EXERCISE DETAILS => Please set down all of the data below verbatim.

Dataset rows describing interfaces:
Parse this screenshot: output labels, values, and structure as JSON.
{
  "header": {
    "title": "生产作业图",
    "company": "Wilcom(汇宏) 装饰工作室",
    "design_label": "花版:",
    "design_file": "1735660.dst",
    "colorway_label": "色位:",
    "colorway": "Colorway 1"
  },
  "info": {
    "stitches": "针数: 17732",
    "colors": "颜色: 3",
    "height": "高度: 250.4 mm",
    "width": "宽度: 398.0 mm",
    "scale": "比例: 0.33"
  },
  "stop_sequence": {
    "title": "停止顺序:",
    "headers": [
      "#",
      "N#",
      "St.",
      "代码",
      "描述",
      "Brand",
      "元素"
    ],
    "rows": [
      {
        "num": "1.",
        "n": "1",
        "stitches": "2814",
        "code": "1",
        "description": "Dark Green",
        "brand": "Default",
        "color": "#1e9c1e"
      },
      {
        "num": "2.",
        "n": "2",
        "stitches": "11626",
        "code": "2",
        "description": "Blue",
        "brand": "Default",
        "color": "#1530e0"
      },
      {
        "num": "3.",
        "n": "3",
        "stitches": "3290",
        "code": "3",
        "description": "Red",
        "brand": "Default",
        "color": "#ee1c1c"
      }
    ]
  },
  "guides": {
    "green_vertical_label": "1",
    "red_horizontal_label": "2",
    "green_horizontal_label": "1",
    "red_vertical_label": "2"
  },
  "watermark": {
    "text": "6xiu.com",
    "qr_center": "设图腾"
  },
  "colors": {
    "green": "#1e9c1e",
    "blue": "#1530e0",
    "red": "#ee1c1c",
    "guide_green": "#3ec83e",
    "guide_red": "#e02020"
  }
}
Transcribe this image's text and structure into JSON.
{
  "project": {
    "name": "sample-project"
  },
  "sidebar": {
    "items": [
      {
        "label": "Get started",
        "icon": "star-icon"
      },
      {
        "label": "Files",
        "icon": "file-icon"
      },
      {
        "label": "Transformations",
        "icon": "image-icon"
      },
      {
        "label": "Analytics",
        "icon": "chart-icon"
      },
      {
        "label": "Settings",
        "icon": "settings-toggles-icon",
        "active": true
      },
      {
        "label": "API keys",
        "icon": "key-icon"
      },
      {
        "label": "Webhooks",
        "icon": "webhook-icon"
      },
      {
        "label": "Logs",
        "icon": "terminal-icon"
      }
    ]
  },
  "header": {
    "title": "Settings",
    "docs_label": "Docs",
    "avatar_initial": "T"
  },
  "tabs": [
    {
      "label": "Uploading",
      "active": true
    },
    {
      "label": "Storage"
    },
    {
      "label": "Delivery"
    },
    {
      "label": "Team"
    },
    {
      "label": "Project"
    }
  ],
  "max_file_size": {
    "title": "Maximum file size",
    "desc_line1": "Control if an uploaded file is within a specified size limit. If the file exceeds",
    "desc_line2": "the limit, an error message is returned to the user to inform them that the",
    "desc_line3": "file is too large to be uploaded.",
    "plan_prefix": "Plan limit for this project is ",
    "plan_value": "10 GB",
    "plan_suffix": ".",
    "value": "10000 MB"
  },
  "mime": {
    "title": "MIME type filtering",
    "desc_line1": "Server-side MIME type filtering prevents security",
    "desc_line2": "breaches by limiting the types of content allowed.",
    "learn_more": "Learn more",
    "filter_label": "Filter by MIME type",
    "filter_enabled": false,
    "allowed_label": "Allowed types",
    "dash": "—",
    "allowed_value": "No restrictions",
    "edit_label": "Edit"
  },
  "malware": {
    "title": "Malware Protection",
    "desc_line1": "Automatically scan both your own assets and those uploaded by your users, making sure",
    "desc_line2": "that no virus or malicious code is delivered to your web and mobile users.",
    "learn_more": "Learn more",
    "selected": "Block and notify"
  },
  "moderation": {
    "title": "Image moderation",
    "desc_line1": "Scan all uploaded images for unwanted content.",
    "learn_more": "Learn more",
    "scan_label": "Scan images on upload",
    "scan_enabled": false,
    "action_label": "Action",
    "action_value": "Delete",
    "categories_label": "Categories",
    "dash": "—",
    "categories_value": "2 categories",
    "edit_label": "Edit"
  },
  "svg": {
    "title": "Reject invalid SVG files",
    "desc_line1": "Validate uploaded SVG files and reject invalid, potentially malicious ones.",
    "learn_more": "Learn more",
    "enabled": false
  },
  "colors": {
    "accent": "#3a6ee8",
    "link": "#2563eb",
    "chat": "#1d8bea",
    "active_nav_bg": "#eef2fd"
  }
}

SOLUTION TO THE PROBLEM =>
Parse this screenshot: output labels, values, and structure as JSON.
{
  "header": {
    "title": "生产作业图",
    "company": "Wilcom(汇宏) 装饰工作室",
    "design_label": "花版:",
    "design_file": "1735660.dst",
    "colorway_label": "色位:",
    "colorway": "Colorway 1"
  },
  "info": {
    "stitches": "针数: 17732",
    "colors": "颜色: 3",
    "height": "高度: 250.4 mm",
    "width": "宽度: 398.0 mm",
    "scale": "比例: 0.33"
  },
  "stop_sequence": {
    "title": "停止顺序:",
    "headers": [
      "#",
      "N#",
      "St.",
      "代码",
      "描述",
      "Brand",
      "元素"
    ],
    "rows": [
      {
        "num": "1.",
        "n": "1",
        "stitches": "2814",
        "code": "1",
        "description": "Dark Green",
        "brand": "Default",
        "color": "#1e9c1e"
      },
      {
        "num": "2.",
        "n": "2",
        "stitches": "11626",
        "code": "2",
        "description": "Blue",
        "brand": "Default",
        "color": "#1530e0"
      },
      {
        "num": "3.",
        "n": "3",
        "stitches": "3290",
        "code": "3",
        "description": "Red",
        "brand": "Default",
        "color": "#ee1c1c"
      }
    ]
  },
  "guides": {
    "green_vertical_label": "1",
    "red_horizontal_label": "2",
    "green_horizontal_label": "1",
    "red_vertical_label": "2"
  },
  "watermark": {
    "text": "6xiu.com",
    "qr_center": "设图腾"
  },
  "colors": {
    "green": "#1e9c1e",
    "blue": "#1530e0",
    "red": "#ee1c1c",
    "guide_green": "#3ec83e",
    "guide_red": "#e02020"
  }
}
Transcribe this image's text and structure into JSON.
{
  "project": {
    "name": "sample-project"
  },
  "sidebar": {
    "items": [
      {
        "label": "Get started",
        "icon": "star-icon"
      },
      {
        "label": "Files",
        "icon": "file-icon"
      },
      {
        "label": "Transformations",
        "icon": "image-icon"
      },
      {
        "label": "Analytics",
        "icon": "chart-icon"
      },
      {
        "label": "Settings",
        "icon": "settings-toggles-icon",
        "active": true
      },
      {
        "label": "API keys",
        "icon": "key-icon"
      },
      {
        "label": "Webhooks",
        "icon": "webhook-icon"
      },
      {
        "label": "Logs",
        "icon": "terminal-icon"
      }
    ]
  },
  "header": {
    "title": "Settings",
    "docs_label": "Docs",
    "avatar_initial": "T"
  },
  "tabs": [
    {
      "label": "Uploading",
      "active": true
    },
    {
      "label": "Storage"
    },
    {
      "label": "Delivery"
    },
    {
      "label": "Team"
    },
    {
      "label": "Project"
    }
  ],
  "max_file_size": {
    "title": "Maximum file size",
    "desc_line1": "Control if an uploaded file is within a specified size limit. If the file exceeds",
    "desc_line2": "the limit, an error message is returned to the user to inform them that the",
    "desc_line3": "file is too large to be uploaded.",
    "plan_prefix": "Plan limit for this project is ",
    "plan_value": "10 GB",
    "plan_suffix": ".",
    "value": "10000 MB"
  },
  "mime": {
    "title": "MIME type filtering",
    "desc_line1": "Server-side MIME type filtering prevents security",
    "desc_line2": "breaches by limiting the types of content allowed.",
    "learn_more": "Learn more",
    "filter_label": "Filter by MIME type",
    "filter_enabled": false,
    "allowed_label": "Allowed types",
    "dash": "—",
    "allowed_value": "No restrictions",
    "edit_label": "Edit"
  },
  "malware": {
    "title": "Malware Protection",
    "desc_line1": "Automatically scan both your own assets and those uploaded by your users, making sure",
    "desc_line2": "that no virus or malicious code is delivered to your web and mobile users.",
    "learn_more": "Learn more",
    "selected": "Block and notify"
  },
  "moderation": {
    "title": "Image moderation",
    "desc_line1": "Scan all uploaded images for unwanted content.",
    "learn_more": "Learn more",
    "scan_label": "Scan images on upload",
    "scan_enabled": false,
    "action_label": "Action",
    "action_value": "Delete",
    "categories_label": "Categories",
    "dash": "—",
    "categories_value": "2 categories",
    "edit_label": "Edit"
  },
  "svg": {
    "title": "Reject invalid SVG files",
    "desc_line1": "Validate uploaded SVG files and reject invalid, potentially malicious ones.",
    "learn_more": "Learn more",
    "enabled": false
  },
  "colors": {
    "accent": "#3a6ee8",
    "link": "#2563eb",
    "chat": "#1d8bea",
    "active_nav_bg": "#eef2fd"
  }
}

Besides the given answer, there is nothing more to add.